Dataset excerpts
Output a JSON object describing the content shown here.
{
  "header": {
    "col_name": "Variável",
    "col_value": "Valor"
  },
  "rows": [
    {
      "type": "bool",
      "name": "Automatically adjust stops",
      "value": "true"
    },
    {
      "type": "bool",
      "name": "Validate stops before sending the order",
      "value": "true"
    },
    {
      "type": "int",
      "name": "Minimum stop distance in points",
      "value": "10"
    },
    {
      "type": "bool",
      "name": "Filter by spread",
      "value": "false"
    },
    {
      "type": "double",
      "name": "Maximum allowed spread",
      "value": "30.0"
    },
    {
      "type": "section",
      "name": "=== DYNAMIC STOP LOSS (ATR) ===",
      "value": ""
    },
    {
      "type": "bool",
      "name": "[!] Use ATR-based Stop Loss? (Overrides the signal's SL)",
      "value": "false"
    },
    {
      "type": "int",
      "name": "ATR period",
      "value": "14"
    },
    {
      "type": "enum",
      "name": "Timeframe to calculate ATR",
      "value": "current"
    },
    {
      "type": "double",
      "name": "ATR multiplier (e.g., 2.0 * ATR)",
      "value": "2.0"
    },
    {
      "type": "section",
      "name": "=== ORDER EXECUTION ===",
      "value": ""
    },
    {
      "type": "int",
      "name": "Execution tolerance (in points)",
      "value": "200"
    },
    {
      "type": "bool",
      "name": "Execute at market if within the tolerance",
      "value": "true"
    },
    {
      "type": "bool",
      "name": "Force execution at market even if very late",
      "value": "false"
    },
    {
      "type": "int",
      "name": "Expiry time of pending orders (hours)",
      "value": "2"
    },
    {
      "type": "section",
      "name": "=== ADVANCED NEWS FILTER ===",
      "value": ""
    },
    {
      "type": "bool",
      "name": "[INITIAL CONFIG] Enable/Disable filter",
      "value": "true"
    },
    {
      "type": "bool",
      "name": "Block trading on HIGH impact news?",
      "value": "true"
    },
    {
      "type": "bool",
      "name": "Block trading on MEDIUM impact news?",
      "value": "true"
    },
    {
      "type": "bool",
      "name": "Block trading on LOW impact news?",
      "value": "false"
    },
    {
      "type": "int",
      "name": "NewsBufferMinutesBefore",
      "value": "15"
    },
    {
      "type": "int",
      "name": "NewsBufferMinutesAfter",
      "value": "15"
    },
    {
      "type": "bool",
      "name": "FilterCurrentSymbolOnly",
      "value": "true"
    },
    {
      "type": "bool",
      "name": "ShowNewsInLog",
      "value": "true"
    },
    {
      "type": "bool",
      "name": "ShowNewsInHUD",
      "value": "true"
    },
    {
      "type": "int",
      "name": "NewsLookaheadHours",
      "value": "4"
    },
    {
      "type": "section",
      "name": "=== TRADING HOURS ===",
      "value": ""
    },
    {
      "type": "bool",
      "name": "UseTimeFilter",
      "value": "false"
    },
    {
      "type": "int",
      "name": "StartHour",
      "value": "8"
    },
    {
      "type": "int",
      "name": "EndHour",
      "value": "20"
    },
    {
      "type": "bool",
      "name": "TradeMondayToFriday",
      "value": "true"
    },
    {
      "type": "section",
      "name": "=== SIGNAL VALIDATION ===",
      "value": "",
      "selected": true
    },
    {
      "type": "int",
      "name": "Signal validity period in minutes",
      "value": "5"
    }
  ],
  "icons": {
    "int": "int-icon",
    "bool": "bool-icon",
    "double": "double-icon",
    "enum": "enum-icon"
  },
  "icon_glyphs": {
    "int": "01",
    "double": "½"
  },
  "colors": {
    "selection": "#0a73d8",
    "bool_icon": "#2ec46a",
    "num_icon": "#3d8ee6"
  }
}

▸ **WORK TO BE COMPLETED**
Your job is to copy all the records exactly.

▸ **RESULT OF THE EXERCISE**
Output a JSON object describing the content shown here.
{
  "header": {
    "col_name": "Variável",
    "col_value": "Valor"
  },
  "rows": [
    {
      "type": "bool",
      "name": "Automatically adjust stops",
      "value": "true"
    },
    {
      "type": "bool",
      "name": "Validate stops before sending the order",
      "value": "true"
    },
    {
      "type": "int",
      "name": "Minimum stop distance in points",
      "value": "10"
    },
    {
      "type": "bool",
      "name": "Filter by spread",
      "value": "false"
    },
    {
      "type": "double",
      "name": "Maximum allowed spread",
      "value": "30.0"
    },
    {
      "type": "section",
      "name": "=== DYNAMIC STOP LOSS (ATR) ===",
      "value": ""
    },
    {
      "type": "bool",
      "name": "[!] Use ATR-based Stop Loss? (Overrides the signal's SL)",
      "value": "false"
    },
    {
      "type": "int",
      "name": "ATR period",
      "value": "14"
    },
    {
      "type": "enum",
      "name": "Timeframe to calculate ATR",
      "value": "current"
    },
    {
      "type": "double",
      "name": "ATR multiplier (e.g., 2.0 * ATR)",
      "value": "2.0"
    },
    {
      "type": "section",
      "name": "=== ORDER EXECUTION ===",
      "value": ""
    },
    {
      "type": "int",
      "name": "Execution tolerance (in points)",
      "value": "200"
    },
    {
      "type": "bool",
      "name": "Execute at market if within the tolerance",
      "value": "true"
    },
    {
      "type": "bool",
      "name": "Force execution at market even if very late",
      "value": "false"
    },
    {
      "type": "int",
      "name": "Expiry time of pending orders (hours)",
      "value": "2"
    },
    {
      "type": "section",
      "name": "=== ADVANCED NEWS FILTER ===",
      "value": ""
    },
    {
      "type": "bool",
      "name": "[INITIAL CONFIG] Enable/Disable filter",
      "value": "true"
    },
    {
      "type": "bool",
      "name": "Block trading on HIGH impact news?",
      "value": "true"
    },
    {
      "type": "bool",
      "name": "Block trading on MEDIUM impact news?",
      "value": "true"
    },
    {
      "type": "bool",
      "name": "Block trading on LOW impact news?",
      "value": "false"
    },
    {
      "type": "int",
      "name": "NewsBufferMinutesBefore",
      "value": "15"
    },
    {
      "type": "int",
      "name": "NewsBufferMinutesAfter",
      "value": "15"
    },
    {
      "type": "bool",
      "name": "FilterCurrentSymbolOnly",
      "value": "true"
    },
    {
      "type": "bool",
      "name": "ShowNewsInLog",
      "value": "true"
    },
    {
      "type": "bool",
      "name": "ShowNewsInHUD",
      "value": "true"
    },
    {
      "type": "int",
      "name": "NewsLookaheadHours",
      "value": "4"
    },
    {
      "type": "section",
      "name": "=== TRADING HOURS ===",
      "value": ""
    },
    {
      "type": "bool",
      "name": "UseTimeFilter",
      "value": "false"
    },
    {
      "type": "int",
      "name": "StartHour",
      "value": "8"
    },
    {
      "type": "int",
      "name": "EndHour",
      "value": "20"
    },
    {
      "type": "bool",
      "name": "TradeMondayToFriday",
      "value": "true"
    },
    {
      "type": "section",
      "name": "=== SIGNAL VALIDATION ===",
      "value": "",
      "selected": true
    },
    {
      "type": "int",
      "name": "Signal validity period in minutes",
      "value": "5"
    }
  ],
  "icons": {
    "int": "int-icon",
    "bool": "bool-icon",
    "double": "double-icon",
    "enum": "enum-icon"
  },
  "icon_glyphs": {
    "int": "01",
    "double": "½"
  },
  "colors": {
    "selection": "#0a73d8",
    "bool_icon": "#2ec46a",
    "num_icon": "#3d8ee6"
  }
}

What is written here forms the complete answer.